▶ [Instructions to follow]: Could you copy every line of the data that contains the word "this"?

▶ [Exercise data]:
***

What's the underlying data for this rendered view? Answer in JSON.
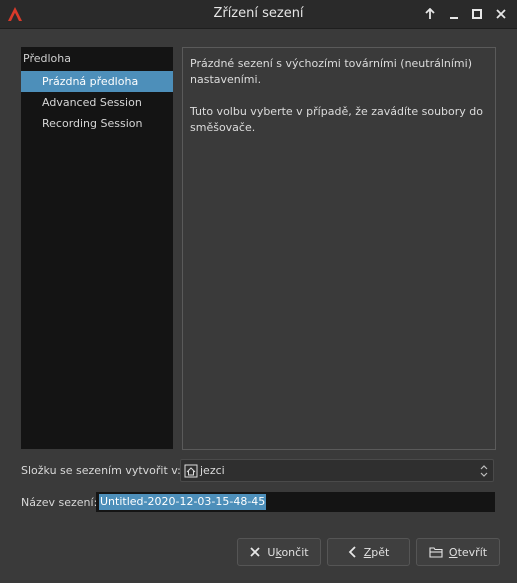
{
  "window": {
    "title": "Zřízení sezení",
    "accent": "#4d8fba"
  },
  "templates": {
    "group_label": "Předloha",
    "items": [
      {
        "label": "Prázdná předloha",
        "selected": true
      },
      {
        "label": "Advanced Session",
        "selected": false
      },
      {
        "label": "Recording Session",
        "selected": false
      }
    ]
  },
  "description": {
    "line1": "Prázdné sezení s výchozími továrními (neutrálními) nastaveními.",
    "line2": "Tuto volbu vyberte v případě, že zavádíte soubory do směšovače."
  },
  "folder": {
    "label": "Složku se sezením vytvořit v:",
    "value": "jezci"
  },
  "session_name": {
    "label": "Název sezení:",
    "value": "Untitled-2020-12-03-15-48-45"
  },
  "buttons": {
    "quit": {
      "first": "U",
      "mnemonic": "k",
      "rest": "ončit"
    },
    "back": {
      "mnemonic": "Z",
      "rest": "pět"
    },
    "open": {
      "mnemonic": "O",
      "rest": "tevřít"
    }
  }
}
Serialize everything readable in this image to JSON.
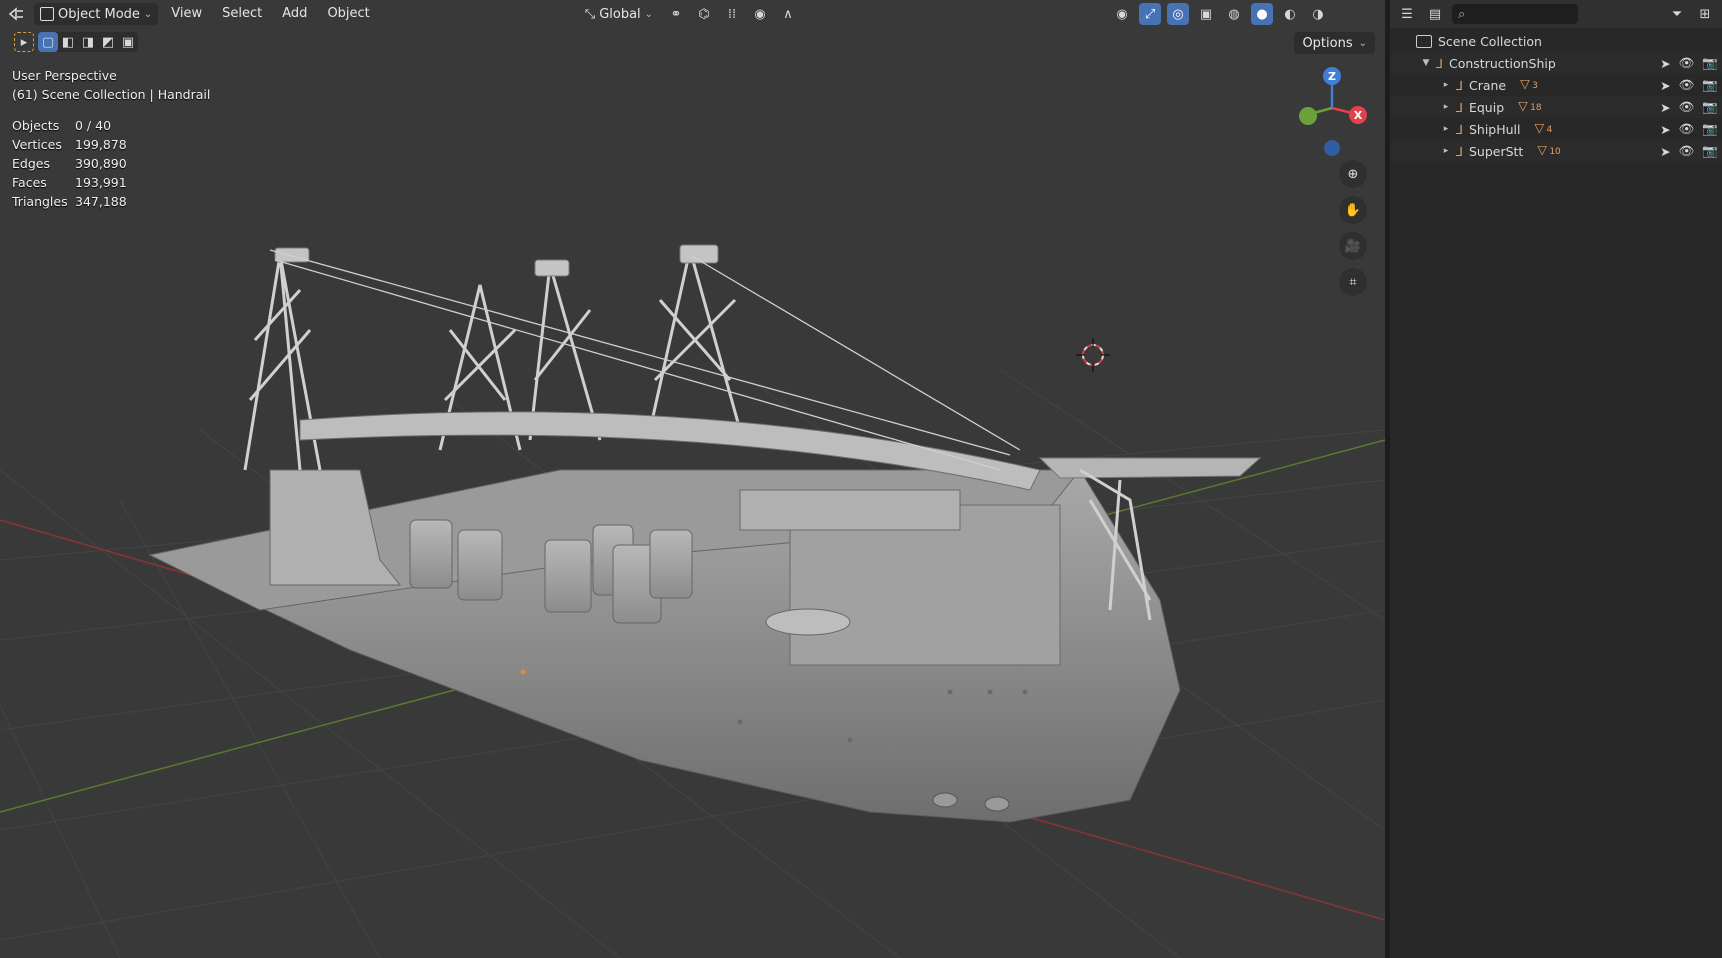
{
  "header": {
    "mode_label": "Object Mode",
    "menus": [
      "View",
      "Select",
      "Add",
      "Object"
    ],
    "transform_orientation": "Global",
    "options_label": "Options"
  },
  "viewport": {
    "perspective_label": "User Perspective",
    "context_label": "(61) Scene Collection | Handrail",
    "stats": [
      {
        "label": "Objects",
        "value": "0 / 40"
      },
      {
        "label": "Vertices",
        "value": "199,878"
      },
      {
        "label": "Edges",
        "value": "390,890"
      },
      {
        "label": "Faces",
        "value": "193,991"
      },
      {
        "label": "Triangles",
        "value": "347,188"
      }
    ],
    "gizmo": {
      "z": "Z",
      "x": "X"
    }
  },
  "outliner": {
    "root_label": "Scene Collection",
    "collection": "ConstructionShip",
    "children": [
      {
        "label": "Crane",
        "count": "3"
      },
      {
        "label": "Equip",
        "count": "18"
      },
      {
        "label": "ShipHull",
        "count": "4"
      },
      {
        "label": "SuperStt",
        "count": "10"
      }
    ]
  },
  "colors": {
    "accent": "#4772b3",
    "collection_icon": "#e39d5a",
    "axis_x": "#e2424b",
    "axis_y": "#6ca03a",
    "axis_z": "#3f7fd9"
  }
}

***

▶ [Response]:
What's the underlying data for this rendered view? Answer in JSON.
Serialize everything readable in this image to JSON.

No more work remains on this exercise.